EXERCISE PROMPT>
Look through the listing below for lines containing "Ephraim". State how many there are, and nothing else.

LISTED RECORDS>
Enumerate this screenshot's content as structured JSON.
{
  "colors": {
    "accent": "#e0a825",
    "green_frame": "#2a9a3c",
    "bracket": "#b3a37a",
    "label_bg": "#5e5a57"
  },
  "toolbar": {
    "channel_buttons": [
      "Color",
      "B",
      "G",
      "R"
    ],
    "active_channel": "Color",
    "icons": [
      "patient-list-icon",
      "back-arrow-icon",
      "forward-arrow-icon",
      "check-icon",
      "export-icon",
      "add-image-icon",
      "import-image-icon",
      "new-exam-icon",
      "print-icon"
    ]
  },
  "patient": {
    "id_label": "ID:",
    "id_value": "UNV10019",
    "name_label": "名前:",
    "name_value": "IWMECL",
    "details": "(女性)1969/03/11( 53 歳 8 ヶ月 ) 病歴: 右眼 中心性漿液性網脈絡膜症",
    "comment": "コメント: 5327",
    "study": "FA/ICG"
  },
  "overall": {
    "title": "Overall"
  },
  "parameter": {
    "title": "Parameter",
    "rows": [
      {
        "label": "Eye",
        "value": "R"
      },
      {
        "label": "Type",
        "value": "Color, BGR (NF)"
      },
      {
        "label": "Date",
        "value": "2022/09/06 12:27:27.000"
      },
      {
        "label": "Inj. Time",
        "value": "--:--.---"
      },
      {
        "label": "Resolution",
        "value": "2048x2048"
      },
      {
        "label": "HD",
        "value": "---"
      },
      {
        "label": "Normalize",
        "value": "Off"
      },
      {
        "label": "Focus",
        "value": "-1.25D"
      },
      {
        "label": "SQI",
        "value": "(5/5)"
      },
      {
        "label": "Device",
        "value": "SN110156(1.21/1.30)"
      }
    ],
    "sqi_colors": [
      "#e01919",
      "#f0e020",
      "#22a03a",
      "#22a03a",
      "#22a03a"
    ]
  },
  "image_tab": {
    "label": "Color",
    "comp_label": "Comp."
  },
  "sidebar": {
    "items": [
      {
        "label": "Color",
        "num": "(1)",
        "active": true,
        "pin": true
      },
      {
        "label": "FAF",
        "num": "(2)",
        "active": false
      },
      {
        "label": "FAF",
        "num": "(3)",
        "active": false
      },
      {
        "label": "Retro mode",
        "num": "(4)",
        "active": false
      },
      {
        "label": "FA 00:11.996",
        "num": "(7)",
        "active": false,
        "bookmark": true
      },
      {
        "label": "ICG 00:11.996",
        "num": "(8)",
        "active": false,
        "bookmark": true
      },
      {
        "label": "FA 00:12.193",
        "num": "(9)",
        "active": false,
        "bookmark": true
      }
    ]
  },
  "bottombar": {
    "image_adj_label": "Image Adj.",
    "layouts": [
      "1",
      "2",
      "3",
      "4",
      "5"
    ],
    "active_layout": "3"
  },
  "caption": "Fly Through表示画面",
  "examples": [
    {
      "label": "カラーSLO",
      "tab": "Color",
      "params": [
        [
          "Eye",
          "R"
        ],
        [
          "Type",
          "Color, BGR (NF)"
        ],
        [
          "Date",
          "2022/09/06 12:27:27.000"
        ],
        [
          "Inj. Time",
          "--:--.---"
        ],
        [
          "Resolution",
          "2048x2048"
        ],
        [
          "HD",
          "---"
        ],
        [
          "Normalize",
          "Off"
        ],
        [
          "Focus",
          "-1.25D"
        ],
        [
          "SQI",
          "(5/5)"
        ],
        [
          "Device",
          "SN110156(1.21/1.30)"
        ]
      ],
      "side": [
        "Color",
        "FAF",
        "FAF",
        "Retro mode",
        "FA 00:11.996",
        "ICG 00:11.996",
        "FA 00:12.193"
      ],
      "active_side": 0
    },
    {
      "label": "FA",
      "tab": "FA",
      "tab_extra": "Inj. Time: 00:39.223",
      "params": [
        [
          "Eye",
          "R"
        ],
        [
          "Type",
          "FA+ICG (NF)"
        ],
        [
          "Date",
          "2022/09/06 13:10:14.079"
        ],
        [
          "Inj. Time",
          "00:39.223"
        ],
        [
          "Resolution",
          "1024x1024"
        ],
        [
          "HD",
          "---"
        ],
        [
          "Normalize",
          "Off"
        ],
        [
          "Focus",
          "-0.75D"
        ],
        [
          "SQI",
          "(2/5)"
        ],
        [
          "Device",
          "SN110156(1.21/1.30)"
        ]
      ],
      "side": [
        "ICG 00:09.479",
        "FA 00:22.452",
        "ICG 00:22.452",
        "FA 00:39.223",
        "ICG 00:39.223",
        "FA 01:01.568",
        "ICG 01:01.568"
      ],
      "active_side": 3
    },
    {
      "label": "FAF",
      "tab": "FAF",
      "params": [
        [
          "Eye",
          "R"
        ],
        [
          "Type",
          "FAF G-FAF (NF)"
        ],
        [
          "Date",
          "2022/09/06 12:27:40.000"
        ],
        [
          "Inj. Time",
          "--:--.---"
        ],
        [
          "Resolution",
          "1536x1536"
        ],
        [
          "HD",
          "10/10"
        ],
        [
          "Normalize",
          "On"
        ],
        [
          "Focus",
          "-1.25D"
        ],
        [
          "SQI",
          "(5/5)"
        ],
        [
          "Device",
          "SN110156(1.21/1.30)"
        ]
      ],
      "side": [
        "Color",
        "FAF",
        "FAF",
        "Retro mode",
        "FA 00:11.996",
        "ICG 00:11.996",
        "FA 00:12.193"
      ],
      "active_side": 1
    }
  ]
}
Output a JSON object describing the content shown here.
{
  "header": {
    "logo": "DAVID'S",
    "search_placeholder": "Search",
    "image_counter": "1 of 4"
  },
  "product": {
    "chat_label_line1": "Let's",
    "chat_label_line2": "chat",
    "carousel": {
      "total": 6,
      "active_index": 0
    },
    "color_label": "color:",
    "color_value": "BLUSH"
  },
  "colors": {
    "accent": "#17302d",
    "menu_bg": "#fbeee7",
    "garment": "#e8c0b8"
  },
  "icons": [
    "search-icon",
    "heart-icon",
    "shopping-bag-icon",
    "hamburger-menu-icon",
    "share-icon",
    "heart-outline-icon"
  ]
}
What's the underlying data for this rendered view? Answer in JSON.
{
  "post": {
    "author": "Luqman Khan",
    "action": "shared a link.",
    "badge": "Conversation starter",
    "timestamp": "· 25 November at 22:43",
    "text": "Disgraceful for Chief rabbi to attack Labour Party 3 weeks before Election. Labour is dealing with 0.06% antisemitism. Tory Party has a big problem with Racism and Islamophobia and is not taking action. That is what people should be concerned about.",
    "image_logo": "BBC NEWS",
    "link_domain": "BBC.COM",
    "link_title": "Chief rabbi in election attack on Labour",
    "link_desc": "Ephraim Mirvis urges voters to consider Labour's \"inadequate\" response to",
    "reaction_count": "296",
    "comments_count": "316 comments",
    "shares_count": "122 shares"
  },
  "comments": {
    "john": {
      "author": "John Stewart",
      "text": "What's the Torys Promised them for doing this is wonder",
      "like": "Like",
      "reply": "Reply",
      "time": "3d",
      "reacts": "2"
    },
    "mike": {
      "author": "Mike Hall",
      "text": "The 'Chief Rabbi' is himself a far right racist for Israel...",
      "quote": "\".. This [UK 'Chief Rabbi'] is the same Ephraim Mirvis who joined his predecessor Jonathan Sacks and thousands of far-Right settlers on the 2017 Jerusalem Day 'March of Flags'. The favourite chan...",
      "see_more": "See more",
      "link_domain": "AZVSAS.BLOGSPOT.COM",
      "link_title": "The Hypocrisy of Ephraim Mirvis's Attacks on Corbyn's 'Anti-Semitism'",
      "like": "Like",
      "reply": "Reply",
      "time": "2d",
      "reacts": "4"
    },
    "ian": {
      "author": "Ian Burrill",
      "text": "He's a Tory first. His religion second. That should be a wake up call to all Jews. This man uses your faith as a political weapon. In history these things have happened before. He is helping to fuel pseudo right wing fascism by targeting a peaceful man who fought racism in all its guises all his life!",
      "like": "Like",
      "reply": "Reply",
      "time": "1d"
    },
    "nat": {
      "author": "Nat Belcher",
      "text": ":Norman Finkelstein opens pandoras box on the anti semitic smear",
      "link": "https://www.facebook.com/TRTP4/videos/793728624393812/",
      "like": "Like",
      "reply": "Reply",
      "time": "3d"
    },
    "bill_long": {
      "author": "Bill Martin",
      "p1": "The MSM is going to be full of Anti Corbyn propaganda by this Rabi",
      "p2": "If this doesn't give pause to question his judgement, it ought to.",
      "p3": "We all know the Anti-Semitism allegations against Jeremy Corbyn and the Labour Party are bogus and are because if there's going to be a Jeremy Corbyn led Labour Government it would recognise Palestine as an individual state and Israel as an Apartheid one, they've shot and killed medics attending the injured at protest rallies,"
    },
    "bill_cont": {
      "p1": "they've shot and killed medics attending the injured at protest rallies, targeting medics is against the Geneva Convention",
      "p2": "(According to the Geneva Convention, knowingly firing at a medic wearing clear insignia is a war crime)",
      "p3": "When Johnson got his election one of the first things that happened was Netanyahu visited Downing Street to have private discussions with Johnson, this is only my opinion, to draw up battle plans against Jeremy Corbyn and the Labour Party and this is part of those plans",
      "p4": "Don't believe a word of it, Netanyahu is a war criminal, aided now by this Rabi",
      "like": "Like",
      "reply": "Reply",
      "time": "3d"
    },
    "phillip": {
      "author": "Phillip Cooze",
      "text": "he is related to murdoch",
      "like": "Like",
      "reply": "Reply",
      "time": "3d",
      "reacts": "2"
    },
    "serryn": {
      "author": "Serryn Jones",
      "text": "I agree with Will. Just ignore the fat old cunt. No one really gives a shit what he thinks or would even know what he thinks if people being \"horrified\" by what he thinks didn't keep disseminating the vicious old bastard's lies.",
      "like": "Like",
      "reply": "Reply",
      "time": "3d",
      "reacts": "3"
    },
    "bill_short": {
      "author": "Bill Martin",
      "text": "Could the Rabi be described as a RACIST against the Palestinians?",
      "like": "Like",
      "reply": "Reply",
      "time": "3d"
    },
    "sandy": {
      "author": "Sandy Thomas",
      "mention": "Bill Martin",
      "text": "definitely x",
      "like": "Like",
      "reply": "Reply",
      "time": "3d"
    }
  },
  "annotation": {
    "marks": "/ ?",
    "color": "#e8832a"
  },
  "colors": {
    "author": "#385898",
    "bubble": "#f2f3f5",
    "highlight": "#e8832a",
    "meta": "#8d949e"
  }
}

ANSWER BOX>
3